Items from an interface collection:

########

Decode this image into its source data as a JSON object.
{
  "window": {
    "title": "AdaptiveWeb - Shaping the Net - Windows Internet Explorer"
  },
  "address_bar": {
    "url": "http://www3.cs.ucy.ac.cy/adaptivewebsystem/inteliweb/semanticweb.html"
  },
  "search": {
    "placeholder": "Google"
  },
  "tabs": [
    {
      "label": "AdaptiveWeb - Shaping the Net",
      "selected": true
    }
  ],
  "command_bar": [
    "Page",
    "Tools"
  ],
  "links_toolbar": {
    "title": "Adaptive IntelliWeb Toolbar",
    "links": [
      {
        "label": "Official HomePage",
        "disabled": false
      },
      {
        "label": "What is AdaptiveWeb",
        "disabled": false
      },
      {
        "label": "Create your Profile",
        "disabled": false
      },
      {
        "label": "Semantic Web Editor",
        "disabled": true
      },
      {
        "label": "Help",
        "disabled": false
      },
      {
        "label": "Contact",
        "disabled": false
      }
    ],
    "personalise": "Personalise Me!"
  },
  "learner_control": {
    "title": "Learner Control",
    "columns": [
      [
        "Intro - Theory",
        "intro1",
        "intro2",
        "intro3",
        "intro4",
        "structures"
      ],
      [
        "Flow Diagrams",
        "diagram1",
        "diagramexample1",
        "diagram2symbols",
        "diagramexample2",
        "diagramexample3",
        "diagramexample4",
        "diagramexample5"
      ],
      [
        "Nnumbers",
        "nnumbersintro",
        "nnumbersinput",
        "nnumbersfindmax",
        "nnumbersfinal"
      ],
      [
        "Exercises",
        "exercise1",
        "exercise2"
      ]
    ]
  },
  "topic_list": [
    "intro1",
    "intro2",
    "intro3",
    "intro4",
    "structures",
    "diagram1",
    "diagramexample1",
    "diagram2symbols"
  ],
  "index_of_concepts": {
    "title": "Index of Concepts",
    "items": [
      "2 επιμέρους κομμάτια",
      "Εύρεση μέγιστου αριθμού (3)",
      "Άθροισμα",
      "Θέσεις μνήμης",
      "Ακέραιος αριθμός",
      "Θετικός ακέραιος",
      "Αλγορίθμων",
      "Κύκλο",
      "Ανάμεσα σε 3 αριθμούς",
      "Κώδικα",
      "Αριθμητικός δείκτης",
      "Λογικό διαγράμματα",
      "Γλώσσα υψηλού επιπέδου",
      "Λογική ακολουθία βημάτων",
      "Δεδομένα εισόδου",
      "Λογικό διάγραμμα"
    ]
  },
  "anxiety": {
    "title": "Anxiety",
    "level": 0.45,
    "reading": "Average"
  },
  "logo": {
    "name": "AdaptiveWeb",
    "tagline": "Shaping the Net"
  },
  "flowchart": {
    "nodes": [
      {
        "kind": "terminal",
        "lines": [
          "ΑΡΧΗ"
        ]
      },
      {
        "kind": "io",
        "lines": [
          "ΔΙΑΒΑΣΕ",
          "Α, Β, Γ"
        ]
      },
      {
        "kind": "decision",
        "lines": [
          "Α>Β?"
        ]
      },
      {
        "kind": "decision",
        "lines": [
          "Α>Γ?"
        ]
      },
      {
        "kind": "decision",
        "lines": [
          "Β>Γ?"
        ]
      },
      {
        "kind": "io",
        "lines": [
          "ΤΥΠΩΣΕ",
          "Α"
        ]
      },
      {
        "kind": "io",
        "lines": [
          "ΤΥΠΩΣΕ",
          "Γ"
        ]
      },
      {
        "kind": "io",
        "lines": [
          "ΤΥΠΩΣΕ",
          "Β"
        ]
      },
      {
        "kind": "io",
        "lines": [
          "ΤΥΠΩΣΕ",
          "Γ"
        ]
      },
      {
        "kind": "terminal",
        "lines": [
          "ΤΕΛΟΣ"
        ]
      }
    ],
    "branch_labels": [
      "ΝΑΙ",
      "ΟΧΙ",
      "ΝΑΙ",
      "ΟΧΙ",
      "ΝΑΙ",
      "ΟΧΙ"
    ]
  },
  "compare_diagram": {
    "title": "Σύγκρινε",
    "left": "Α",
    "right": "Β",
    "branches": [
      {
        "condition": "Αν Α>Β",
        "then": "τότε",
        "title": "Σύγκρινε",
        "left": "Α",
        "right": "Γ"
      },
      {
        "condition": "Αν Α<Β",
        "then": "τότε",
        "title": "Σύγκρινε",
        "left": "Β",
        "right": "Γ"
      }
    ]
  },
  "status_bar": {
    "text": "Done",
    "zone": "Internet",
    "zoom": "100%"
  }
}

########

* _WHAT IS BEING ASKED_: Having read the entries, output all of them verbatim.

* _SOLUTION_:
Decode this image into its source data as a JSON object.
{
  "window": {
    "title": "AdaptiveWeb - Shaping the Net - Windows Internet Explorer"
  },
  "address_bar": {
    "url": "http://www3.cs.ucy.ac.cy/adaptivewebsystem/inteliweb/semanticweb.html"
  },
  "search": {
    "placeholder": "Google"
  },
  "tabs": [
    {
      "label": "AdaptiveWeb - Shaping the Net",
      "selected": true
    }
  ],
  "command_bar": [
    "Page",
    "Tools"
  ],
  "links_toolbar": {
    "title": "Adaptive IntelliWeb Toolbar",
    "links": [
      {
        "label": "Official HomePage",
        "disabled": false
      },
      {
        "label": "What is AdaptiveWeb",
        "disabled": false
      },
      {
        "label": "Create your Profile",
        "disabled": false
      },
      {
        "label": "Semantic Web Editor",
        "disabled": true
      },
      {
        "label": "Help",
        "disabled": false
      },
      {
        "label": "Contact",
        "disabled": false
      }
    ],
    "personalise": "Personalise Me!"
  },
  "learner_control": {
    "title": "Learner Control",
    "columns": [
      [
        "Intro - Theory",
        "intro1",
        "intro2",
        "intro3",
        "intro4",
        "structures"
      ],
      [
        "Flow Diagrams",
        "diagram1",
        "diagramexample1",
        "diagram2symbols",
        "diagramexample2",
        "diagramexample3",
        "diagramexample4",
        "diagramexample5"
      ],
      [
        "Nnumbers",
        "nnumbersintro",
        "nnumbersinput",
        "nnumbersfindmax",
        "nnumbersfinal"
      ],
      [
        "Exercises",
        "exercise1",
        "exercise2"
      ]
    ]
  },
  "topic_list": [
    "intro1",
    "intro2",
    "intro3",
    "intro4",
    "structures",
    "diagram1",
    "diagramexample1",
    "diagram2symbols"
  ],
  "index_of_concepts": {
    "title": "Index of Concepts",
    "items": [
      "2 επιμέρους κομμάτια",
      "Εύρεση μέγιστου αριθμού (3)",
      "Άθροισμα",
      "Θέσεις μνήμης",
      "Ακέραιος αριθμός",
      "Θετικός ακέραιος",
      "Αλγορίθμων",
      "Κύκλο",
      "Ανάμεσα σε 3 αριθμούς",
      "Κώδικα",
      "Αριθμητικός δείκτης",
      "Λογικό διαγράμματα",
      "Γλώσσα υψηλού επιπέδου",
      "Λογική ακολουθία βημάτων",
      "Δεδομένα εισόδου",
      "Λογικό διάγραμμα"
    ]
  },
  "anxiety": {
    "title": "Anxiety",
    "level": 0.45,
    "reading": "Average"
  },
  "logo": {
    "name": "AdaptiveWeb",
    "tagline": "Shaping the Net"
  },
  "flowchart": {
    "nodes": [
      {
        "kind": "terminal",
        "lines": [
          "ΑΡΧΗ"
        ]
      },
      {
        "kind": "io",
        "lines": [
          "ΔΙΑΒΑΣΕ",
          "Α, Β, Γ"
        ]
      },
      {
        "kind": "decision",
        "lines": [
          "Α>Β?"
        ]
      },
      {
        "kind": "decision",
        "lines": [
          "Α>Γ?"
        ]
      },
      {
        "kind": "decision",
        "lines": [
          "Β>Γ?"
        ]
      },
      {
        "kind": "io",
        "lines": [
          "ΤΥΠΩΣΕ",
          "Α"
        ]
      },
      {
        "kind": "io",
        "lines": [
          "ΤΥΠΩΣΕ",
          "Γ"
        ]
      },
      {
        "kind": "io",
        "lines": [
          "ΤΥΠΩΣΕ",
          "Β"
        ]
      },
      {
        "kind": "io",
        "lines": [
          "ΤΥΠΩΣΕ",
          "Γ"
        ]
      },
      {
        "kind": "terminal",
        "lines": [
          "ΤΕΛΟΣ"
        ]
      }
    ],
    "branch_labels": [
      "ΝΑΙ",
      "ΟΧΙ",
      "ΝΑΙ",
      "ΟΧΙ",
      "ΝΑΙ",
      "ΟΧΙ"
    ]
  },
  "compare_diagram": {
    "title": "Σύγκρινε",
    "left": "Α",
    "right": "Β",
    "branches": [
      {
        "condition": "Αν Α>Β",
        "then": "τότε",
        "title": "Σύγκρινε",
        "left": "Α",
        "right": "Γ"
      },
      {
        "condition": "Αν Α<Β",
        "then": "τότε",
        "title": "Σύγκρινε",
        "left": "Β",
        "right": "Γ"
      }
    ]
  },
  "status_bar": {
    "text": "Done",
    "zone": "Internet",
    "zoom": "100%"
  }
}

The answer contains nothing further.